Now moving on to whether this isn’t a wake up call for the WRC. If there was a time to stop the mismanagement that is going on currently, then 2017 is the right time to do it. Because if they are going to continue like this, I’m not sure if we can stay with the happy prospect of five car makers involved in WRC racing for any longer. The last time we saw this was in 2005. Three of the five manfacturers which competed in ’05, Peugeot and Mitsubishi, but also including Subaru (who pulled out at the end of ’08) are the desired ones from fans and media to bounce back, but they’re probably never going to comeback if we don’t see some major changes in the WRC. The calender is complete bollocks, with ten rallies in Europe, it’s not really world championship worthy. Too many rallies are (or were) too similar (Poland/Finland, Portugal/Italy). It’s great to hear that the Corsica Rally is back this year, because the Alsace event (which by now got cancelled for this year and probably forever) was more like a Sebastian Loeb-and-some-other-folks-rally.

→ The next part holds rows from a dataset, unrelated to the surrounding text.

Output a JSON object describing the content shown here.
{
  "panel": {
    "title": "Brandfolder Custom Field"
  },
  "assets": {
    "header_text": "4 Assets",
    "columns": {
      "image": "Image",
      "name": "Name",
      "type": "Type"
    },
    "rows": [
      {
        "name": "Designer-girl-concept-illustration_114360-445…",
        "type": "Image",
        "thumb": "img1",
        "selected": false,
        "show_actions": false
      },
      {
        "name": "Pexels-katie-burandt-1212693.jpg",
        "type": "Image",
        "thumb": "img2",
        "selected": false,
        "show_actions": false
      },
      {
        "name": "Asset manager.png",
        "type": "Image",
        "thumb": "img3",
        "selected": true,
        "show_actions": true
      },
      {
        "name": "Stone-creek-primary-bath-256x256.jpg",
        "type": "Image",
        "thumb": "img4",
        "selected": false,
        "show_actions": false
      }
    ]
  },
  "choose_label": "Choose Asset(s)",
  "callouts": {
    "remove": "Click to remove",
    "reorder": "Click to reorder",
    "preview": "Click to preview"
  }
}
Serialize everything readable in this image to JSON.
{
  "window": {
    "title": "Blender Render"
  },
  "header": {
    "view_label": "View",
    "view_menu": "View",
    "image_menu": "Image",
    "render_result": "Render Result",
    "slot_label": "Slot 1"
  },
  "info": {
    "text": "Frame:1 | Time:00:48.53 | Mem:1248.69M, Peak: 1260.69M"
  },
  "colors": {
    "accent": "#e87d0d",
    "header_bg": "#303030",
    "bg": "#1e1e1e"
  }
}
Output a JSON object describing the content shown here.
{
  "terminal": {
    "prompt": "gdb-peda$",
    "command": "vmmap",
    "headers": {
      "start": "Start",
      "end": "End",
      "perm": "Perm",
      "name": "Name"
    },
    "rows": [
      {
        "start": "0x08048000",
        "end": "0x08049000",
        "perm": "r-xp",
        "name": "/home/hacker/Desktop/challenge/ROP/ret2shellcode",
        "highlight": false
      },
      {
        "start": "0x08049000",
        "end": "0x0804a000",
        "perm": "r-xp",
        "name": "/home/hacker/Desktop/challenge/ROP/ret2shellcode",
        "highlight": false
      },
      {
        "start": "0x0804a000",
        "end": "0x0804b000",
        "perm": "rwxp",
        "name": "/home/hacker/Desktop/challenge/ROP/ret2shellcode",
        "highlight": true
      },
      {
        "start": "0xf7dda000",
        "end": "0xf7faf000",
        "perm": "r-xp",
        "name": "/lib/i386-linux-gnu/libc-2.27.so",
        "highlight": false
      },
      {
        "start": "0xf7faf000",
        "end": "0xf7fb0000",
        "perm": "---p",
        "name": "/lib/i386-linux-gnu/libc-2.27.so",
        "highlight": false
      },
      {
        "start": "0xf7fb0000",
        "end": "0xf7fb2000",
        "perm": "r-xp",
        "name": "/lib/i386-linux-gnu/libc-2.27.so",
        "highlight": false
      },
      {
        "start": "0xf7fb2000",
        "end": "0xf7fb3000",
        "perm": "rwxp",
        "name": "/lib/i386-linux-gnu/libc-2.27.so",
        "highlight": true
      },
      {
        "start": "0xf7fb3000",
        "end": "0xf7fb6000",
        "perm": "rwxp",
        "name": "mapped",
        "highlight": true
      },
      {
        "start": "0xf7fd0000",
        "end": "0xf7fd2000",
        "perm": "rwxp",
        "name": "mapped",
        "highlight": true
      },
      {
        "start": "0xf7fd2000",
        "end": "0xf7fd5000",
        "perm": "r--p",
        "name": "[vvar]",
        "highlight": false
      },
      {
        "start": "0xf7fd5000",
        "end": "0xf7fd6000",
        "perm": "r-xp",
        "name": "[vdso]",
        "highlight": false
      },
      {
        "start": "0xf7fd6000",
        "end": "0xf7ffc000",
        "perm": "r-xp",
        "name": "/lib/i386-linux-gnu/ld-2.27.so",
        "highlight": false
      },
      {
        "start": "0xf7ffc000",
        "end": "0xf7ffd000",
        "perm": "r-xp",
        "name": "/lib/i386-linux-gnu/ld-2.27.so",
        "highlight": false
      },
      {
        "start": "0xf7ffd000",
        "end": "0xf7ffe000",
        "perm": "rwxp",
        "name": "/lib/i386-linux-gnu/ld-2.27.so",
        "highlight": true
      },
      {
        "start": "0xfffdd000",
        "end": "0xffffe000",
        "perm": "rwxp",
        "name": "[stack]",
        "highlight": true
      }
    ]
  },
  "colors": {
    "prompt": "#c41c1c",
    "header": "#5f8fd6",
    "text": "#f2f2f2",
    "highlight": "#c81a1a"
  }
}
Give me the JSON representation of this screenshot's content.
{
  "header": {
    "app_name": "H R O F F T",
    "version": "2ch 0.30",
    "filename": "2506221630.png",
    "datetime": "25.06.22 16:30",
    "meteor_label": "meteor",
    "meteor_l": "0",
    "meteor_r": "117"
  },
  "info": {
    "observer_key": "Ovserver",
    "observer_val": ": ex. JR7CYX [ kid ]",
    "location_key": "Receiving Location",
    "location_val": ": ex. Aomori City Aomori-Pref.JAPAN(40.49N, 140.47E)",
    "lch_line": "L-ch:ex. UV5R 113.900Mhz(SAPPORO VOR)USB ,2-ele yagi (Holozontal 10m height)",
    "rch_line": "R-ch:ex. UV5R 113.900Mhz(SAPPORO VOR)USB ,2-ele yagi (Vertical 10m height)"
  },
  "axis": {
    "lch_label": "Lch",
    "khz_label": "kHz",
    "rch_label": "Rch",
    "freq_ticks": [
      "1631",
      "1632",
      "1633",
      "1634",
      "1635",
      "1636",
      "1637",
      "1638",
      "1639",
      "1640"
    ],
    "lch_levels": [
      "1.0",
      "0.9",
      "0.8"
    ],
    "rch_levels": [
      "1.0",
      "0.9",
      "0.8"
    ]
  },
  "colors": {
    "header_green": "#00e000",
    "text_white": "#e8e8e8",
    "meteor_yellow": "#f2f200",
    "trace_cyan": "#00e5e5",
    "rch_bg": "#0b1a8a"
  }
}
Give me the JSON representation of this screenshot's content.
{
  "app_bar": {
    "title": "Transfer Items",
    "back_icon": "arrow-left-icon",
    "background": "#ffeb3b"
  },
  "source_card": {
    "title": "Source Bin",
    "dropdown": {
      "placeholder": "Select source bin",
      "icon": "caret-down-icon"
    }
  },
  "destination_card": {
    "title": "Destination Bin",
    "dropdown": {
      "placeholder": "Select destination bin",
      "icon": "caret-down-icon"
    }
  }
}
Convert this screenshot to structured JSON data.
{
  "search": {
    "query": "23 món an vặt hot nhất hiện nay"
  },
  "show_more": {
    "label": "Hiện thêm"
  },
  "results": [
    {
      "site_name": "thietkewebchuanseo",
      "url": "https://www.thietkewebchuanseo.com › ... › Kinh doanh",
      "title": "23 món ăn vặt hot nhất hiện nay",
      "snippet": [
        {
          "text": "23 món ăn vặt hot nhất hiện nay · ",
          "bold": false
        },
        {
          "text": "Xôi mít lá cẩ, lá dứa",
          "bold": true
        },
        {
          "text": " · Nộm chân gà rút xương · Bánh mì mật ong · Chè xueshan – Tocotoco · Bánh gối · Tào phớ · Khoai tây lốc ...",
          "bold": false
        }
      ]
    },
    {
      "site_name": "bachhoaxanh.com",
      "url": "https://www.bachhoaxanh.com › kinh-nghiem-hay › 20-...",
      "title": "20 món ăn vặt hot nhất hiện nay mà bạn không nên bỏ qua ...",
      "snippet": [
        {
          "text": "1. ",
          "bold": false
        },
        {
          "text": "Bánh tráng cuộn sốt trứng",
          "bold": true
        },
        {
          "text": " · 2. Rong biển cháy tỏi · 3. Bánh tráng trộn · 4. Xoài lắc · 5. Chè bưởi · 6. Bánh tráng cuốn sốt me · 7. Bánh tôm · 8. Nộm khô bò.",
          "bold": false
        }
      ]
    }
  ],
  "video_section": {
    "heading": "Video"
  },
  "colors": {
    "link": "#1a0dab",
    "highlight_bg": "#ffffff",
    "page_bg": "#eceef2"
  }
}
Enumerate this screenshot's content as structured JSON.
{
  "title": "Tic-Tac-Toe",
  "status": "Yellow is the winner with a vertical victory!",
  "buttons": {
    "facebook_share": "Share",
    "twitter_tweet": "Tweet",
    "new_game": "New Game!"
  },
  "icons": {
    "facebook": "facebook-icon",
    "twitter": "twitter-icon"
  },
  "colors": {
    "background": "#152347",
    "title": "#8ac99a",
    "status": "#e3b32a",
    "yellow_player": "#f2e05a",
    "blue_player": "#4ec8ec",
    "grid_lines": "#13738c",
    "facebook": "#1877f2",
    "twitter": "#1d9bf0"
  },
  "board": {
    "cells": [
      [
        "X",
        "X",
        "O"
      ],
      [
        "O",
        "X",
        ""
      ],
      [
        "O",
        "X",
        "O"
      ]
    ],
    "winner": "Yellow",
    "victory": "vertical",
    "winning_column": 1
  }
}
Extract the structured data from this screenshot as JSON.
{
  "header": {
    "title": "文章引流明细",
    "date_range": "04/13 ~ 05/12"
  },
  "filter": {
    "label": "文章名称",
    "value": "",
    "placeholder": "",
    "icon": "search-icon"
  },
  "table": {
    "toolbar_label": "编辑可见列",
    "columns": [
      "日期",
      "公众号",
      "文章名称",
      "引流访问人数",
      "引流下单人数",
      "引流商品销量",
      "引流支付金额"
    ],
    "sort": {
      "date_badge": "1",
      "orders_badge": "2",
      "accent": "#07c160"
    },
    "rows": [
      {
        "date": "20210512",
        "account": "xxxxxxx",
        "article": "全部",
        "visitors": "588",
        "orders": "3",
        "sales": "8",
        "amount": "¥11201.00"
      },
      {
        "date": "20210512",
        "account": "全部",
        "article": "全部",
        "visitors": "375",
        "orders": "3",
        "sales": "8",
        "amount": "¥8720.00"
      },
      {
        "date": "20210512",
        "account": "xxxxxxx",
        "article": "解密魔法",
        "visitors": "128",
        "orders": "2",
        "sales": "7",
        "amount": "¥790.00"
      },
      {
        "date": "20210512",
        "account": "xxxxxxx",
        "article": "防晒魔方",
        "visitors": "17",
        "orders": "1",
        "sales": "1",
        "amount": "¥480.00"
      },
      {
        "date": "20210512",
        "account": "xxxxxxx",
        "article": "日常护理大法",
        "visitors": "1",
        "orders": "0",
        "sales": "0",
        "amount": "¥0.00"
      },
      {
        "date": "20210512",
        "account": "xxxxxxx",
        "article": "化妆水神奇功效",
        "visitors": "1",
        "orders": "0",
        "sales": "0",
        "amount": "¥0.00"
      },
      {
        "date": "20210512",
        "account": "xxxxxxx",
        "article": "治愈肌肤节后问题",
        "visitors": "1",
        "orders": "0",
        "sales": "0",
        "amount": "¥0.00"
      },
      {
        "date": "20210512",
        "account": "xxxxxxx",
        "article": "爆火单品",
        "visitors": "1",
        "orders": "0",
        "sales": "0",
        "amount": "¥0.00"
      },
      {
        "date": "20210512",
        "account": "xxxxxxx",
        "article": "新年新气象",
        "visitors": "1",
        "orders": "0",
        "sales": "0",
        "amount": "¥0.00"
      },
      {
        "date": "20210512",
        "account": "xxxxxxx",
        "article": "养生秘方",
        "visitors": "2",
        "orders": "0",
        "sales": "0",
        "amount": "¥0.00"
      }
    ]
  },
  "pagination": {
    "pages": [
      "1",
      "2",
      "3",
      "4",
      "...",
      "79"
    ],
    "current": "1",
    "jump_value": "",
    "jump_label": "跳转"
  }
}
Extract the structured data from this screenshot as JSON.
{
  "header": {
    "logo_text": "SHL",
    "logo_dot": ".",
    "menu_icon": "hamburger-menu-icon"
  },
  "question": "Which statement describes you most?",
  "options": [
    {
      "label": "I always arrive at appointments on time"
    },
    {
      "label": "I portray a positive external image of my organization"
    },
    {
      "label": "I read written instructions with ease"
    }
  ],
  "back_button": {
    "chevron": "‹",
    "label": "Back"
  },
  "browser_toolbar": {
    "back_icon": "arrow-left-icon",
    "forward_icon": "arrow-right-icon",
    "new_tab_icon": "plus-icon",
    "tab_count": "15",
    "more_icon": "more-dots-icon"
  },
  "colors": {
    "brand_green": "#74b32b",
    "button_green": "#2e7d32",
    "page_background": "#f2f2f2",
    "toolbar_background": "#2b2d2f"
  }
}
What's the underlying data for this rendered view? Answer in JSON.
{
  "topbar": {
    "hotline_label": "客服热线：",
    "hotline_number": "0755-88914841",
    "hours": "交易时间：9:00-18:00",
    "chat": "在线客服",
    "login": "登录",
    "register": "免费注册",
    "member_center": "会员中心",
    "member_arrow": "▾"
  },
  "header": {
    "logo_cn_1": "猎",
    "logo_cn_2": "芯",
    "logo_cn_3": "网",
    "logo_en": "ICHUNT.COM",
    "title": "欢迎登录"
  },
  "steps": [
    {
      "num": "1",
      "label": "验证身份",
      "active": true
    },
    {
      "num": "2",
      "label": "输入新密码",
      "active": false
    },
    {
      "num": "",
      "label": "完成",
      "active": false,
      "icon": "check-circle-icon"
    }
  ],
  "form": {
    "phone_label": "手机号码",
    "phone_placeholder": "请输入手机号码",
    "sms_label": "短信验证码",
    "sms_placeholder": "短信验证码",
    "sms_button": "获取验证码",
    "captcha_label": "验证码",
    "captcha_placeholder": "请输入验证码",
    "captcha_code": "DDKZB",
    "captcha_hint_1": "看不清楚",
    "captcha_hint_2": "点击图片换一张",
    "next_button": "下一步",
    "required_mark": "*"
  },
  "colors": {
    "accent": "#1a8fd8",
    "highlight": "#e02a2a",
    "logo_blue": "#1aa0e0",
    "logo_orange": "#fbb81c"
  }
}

Also with a horrid TV package, and cars not really appealing enough for racing fans outside of the WRC or even mainstream people, the FIA needs to look onto this issue. Remember the days when WRC nearly gave F1 a run for their money (from a marketing perspective)? Yeah, they’re long gone.
But I still love WRC for what it is today, although having to deal with the aforementioned issues. I don’t want to be that casual rally fan saying: “We need to go back to Group B, 500 + Horsepower, these cars were for men blah blah blah”. Group B was great and will always be, although I still think that the banning of Group B wasn’t because the cars were too dangerous to drive. What I’m trying to say is: we need to move on, as with every other type of racing, it was a different time back then and I don’t think making the future by repainting the past is a solution. I thought the idea of Group S was great, 300 bhp, but still Group B-kinda-looks, better safety measures and cost control.
Sadly the FIA was too afraid that a another disaster would happen again and tossed the idea into their nearest dustbin and went the more sensitive route of the Group A instead (World rally cars are more or less what Group S was supposed to be now).
The future decisions the FIA and promoter Red Bull Media House are making with the WRC couldn’t just affect Toyota’s views of their WRC program, the other four manufacturers will closely follow that process, too. If they start questioning their WRC effort and ask themselves: “What are we still doing here?”, then you know it’s the beginning of the end.
Anyway, I just hope they do well, I have faith in TMG back in Cologne and Toyota Japan… and the WRC.
Bring on 2017!